## Information:

+++

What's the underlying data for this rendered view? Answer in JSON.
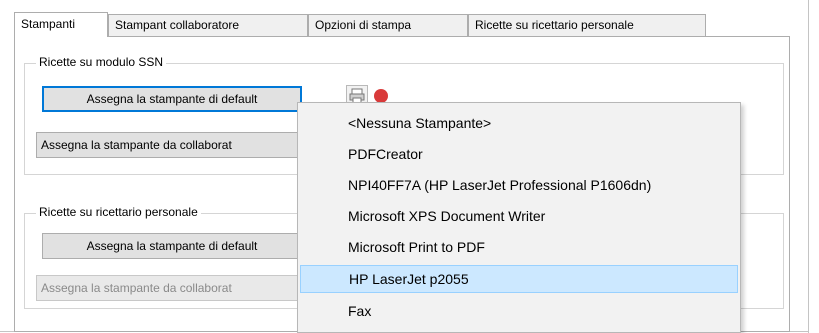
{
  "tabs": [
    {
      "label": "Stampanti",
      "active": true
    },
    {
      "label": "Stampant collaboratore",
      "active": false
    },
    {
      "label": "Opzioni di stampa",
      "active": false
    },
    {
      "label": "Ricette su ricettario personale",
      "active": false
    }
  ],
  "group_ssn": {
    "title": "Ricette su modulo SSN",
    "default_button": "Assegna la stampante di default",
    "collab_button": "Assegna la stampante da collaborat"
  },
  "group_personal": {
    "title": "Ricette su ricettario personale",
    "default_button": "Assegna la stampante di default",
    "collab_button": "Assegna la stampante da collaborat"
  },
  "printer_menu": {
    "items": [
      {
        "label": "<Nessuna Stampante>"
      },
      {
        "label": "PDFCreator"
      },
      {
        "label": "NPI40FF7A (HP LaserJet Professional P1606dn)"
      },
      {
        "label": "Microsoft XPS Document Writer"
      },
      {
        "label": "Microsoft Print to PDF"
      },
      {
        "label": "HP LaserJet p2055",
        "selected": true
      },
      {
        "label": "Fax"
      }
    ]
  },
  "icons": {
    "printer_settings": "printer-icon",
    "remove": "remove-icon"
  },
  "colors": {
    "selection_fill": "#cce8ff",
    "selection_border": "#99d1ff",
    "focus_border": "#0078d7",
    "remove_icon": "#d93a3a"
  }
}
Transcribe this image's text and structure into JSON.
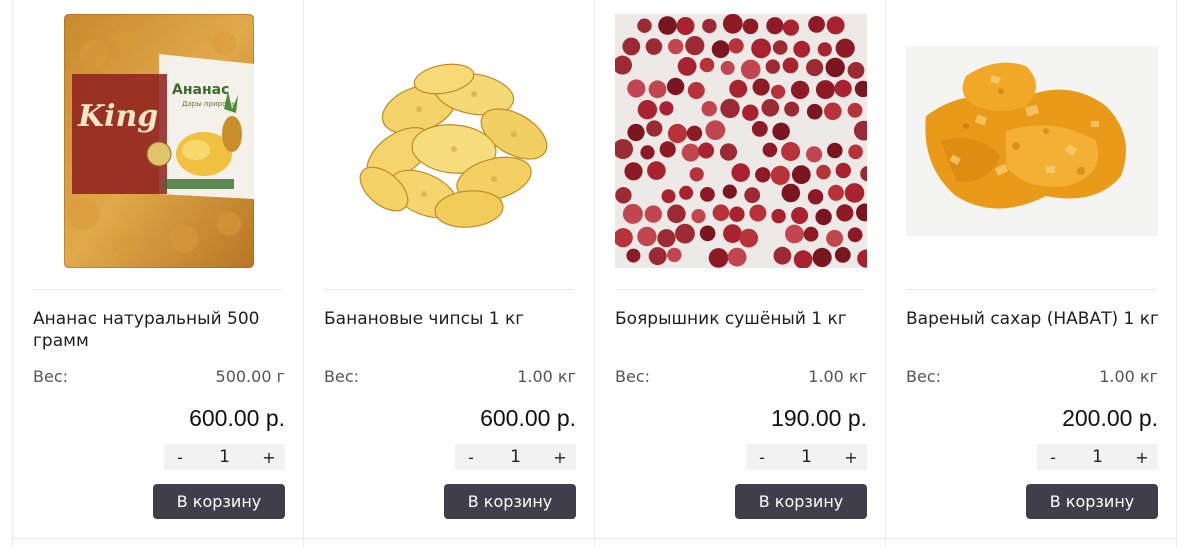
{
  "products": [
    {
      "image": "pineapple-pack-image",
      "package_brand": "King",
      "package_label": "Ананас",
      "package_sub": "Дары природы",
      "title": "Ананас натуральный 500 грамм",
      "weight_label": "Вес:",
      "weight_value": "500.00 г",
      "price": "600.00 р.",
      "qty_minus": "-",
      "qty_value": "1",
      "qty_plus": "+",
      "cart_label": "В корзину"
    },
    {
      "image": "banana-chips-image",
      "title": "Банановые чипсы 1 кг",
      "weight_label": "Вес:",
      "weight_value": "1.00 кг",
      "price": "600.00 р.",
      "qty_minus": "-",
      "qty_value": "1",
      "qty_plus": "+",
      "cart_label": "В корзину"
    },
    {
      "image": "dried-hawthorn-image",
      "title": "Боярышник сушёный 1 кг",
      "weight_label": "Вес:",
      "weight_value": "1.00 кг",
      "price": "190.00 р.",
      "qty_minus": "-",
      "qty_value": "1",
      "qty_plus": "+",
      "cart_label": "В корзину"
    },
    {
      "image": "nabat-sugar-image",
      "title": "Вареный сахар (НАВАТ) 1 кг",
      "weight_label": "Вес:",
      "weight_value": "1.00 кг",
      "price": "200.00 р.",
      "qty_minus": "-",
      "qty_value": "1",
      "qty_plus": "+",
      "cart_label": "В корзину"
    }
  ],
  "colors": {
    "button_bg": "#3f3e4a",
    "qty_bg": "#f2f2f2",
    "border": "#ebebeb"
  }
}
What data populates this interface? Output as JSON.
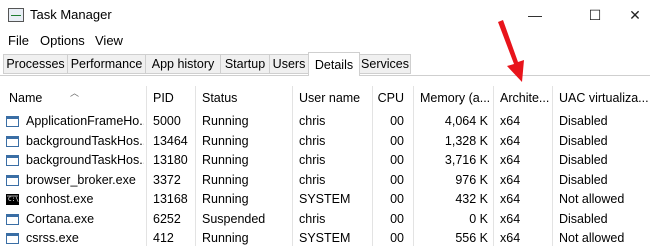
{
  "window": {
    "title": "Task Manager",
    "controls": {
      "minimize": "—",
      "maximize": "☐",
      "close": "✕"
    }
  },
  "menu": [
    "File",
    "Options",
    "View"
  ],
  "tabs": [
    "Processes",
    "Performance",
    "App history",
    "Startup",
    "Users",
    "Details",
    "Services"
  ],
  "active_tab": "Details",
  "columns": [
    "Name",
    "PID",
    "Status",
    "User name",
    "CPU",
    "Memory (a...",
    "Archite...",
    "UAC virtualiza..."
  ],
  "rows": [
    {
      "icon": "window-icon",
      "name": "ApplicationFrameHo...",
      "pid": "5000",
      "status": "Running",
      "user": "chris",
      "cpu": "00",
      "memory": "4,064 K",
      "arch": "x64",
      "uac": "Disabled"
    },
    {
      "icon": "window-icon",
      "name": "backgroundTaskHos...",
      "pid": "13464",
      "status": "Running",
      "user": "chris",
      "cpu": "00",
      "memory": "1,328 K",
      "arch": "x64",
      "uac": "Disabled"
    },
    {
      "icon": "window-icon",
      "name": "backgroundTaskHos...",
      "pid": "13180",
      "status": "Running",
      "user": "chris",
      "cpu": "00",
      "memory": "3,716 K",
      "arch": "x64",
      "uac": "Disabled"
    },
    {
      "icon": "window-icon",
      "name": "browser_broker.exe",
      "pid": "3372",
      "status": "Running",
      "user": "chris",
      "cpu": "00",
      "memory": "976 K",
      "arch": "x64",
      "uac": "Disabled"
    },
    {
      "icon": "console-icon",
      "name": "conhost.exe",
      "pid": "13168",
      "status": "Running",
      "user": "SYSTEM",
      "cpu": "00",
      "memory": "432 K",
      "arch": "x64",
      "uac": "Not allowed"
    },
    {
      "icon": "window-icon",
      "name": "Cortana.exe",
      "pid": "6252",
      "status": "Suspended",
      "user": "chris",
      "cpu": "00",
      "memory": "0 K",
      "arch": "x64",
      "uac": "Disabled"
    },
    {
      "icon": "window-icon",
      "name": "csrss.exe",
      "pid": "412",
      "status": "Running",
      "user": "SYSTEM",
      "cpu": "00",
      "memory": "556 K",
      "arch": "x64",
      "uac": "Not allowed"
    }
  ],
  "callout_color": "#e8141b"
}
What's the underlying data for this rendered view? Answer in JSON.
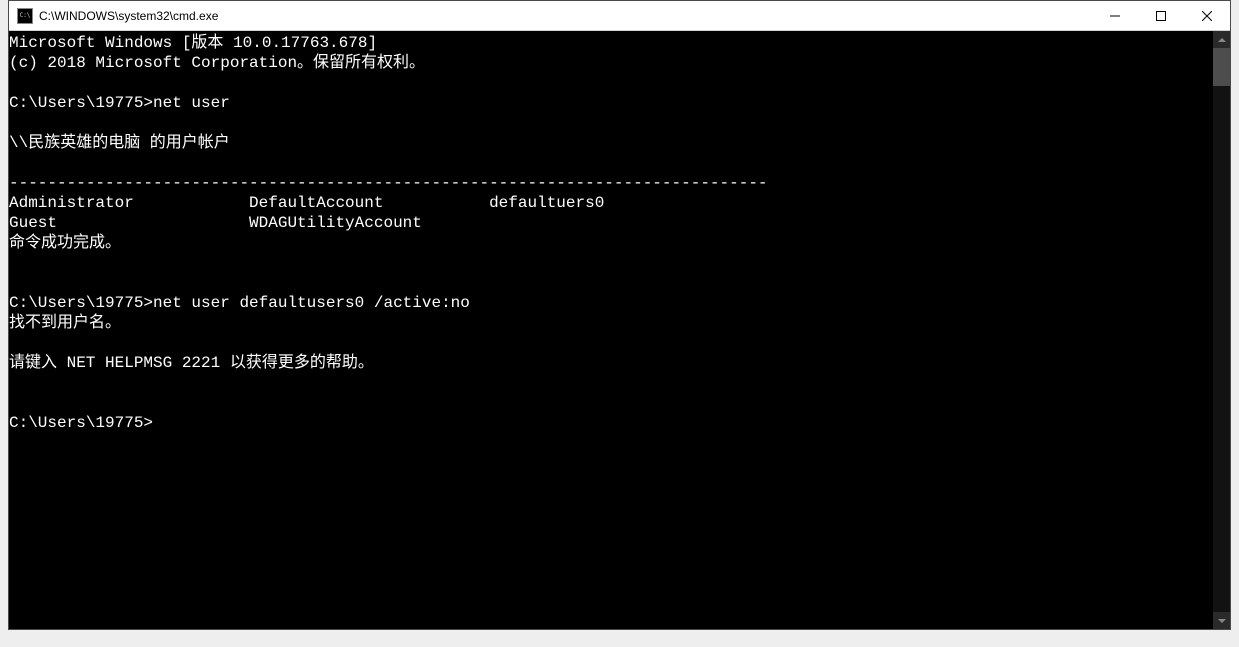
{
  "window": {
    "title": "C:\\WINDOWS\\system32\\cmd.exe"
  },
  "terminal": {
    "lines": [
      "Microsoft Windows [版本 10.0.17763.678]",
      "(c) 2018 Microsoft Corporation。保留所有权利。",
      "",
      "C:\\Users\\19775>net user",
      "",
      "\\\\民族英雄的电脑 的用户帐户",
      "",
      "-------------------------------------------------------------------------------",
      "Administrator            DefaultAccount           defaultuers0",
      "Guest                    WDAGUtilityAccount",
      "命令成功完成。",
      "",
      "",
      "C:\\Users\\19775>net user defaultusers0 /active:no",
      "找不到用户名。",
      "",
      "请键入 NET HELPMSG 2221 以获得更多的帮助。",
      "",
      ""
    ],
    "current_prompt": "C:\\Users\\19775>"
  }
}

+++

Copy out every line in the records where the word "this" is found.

What's the underlying data for this rendered view? Answer in JSON.
Transcribe this image's text and structure into JSON.
What data populates this interface? Output as JSON.
What's the underlying data for this rendered view? Answer in JSON.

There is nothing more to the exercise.